:: The input

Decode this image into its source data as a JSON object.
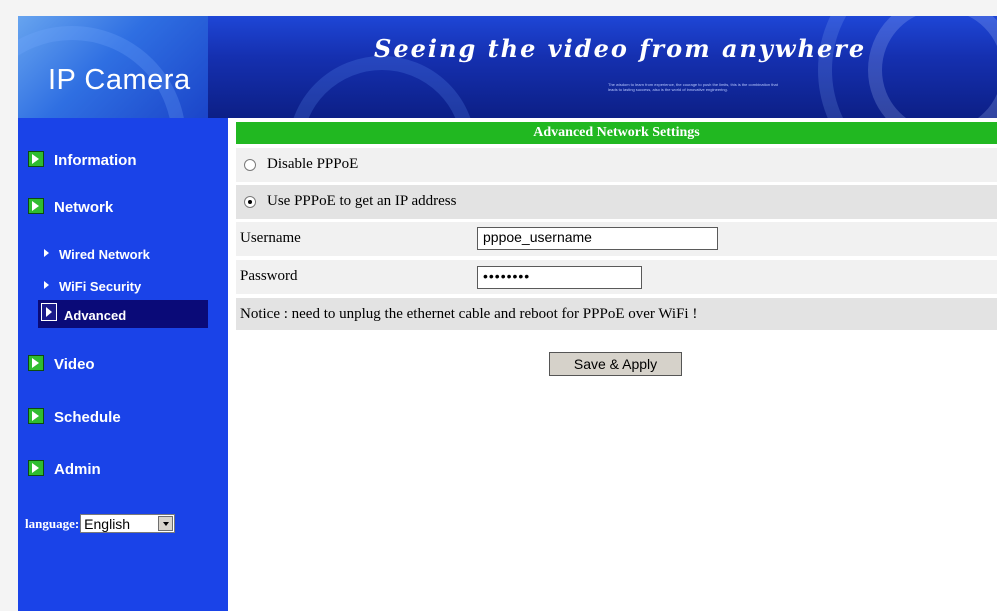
{
  "banner": {
    "title": "IP Camera",
    "tagline": "Seeing the video from anywhere",
    "fine_print": "The wisdom to learn from experience, the courage to push the limits, this is the combination that leads to lasting success, also is the world of innovative engineering."
  },
  "sidebar": {
    "items": [
      {
        "label": "Information"
      },
      {
        "label": "Network"
      },
      {
        "label": "Video"
      },
      {
        "label": "Schedule"
      },
      {
        "label": "Admin"
      }
    ],
    "sub_items": [
      {
        "label": "Wired Network"
      },
      {
        "label": "WiFi Security"
      },
      {
        "label": "Advanced"
      }
    ],
    "language": {
      "label": "language:",
      "selected": "English"
    }
  },
  "main": {
    "header": "Advanced Network Settings",
    "options": {
      "disable": "Disable PPPoE",
      "use": "Use PPPoE to get an IP address",
      "selected": "use"
    },
    "username": {
      "label": "Username",
      "value": "pppoe_username"
    },
    "password": {
      "label": "Password",
      "value": "••••••••"
    },
    "notice": "Notice : need to unplug the ethernet cable and reboot for PPPoE over WiFi !",
    "save_label": "Save & Apply"
  },
  "colors": {
    "sidebar": "#1a43e8",
    "header_green": "#21b821",
    "active_item": "#0a0a78"
  },
  "icons": [
    "green-arrow-icon",
    "white-triangle-icon",
    "radio-icon",
    "dropdown-arrow-icon"
  ]
}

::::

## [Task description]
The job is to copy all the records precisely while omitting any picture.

## [Your response]
Decode this image into its source data as a JSON object.
{
  "banner": {
    "title": "IP Camera",
    "tagline": "Seeing the video from anywhere",
    "fine_print": "The wisdom to learn from experience, the courage to push the limits, this is the combination that leads to lasting success, also is the world of innovative engineering."
  },
  "sidebar": {
    "items": [
      {
        "label": "Information"
      },
      {
        "label": "Network"
      },
      {
        "label": "Video"
      },
      {
        "label": "Schedule"
      },
      {
        "label": "Admin"
      }
    ],
    "sub_items": [
      {
        "label": "Wired Network"
      },
      {
        "label": "WiFi Security"
      },
      {
        "label": "Advanced"
      }
    ],
    "language": {
      "label": "language:",
      "selected": "English"
    }
  },
  "main": {
    "header": "Advanced Network Settings",
    "options": {
      "disable": "Disable PPPoE",
      "use": "Use PPPoE to get an IP address",
      "selected": "use"
    },
    "username": {
      "label": "Username",
      "value": "pppoe_username"
    },
    "password": {
      "label": "Password",
      "value": "••••••••"
    },
    "notice": "Notice : need to unplug the ethernet cable and reboot for PPPoE over WiFi !",
    "save_label": "Save & Apply"
  },
  "colors": {
    "sidebar": "#1a43e8",
    "header_green": "#21b821",
    "active_item": "#0a0a78"
  },
  "icons": [
    "green-arrow-icon",
    "white-triangle-icon",
    "radio-icon",
    "dropdown-arrow-icon"
  ]
}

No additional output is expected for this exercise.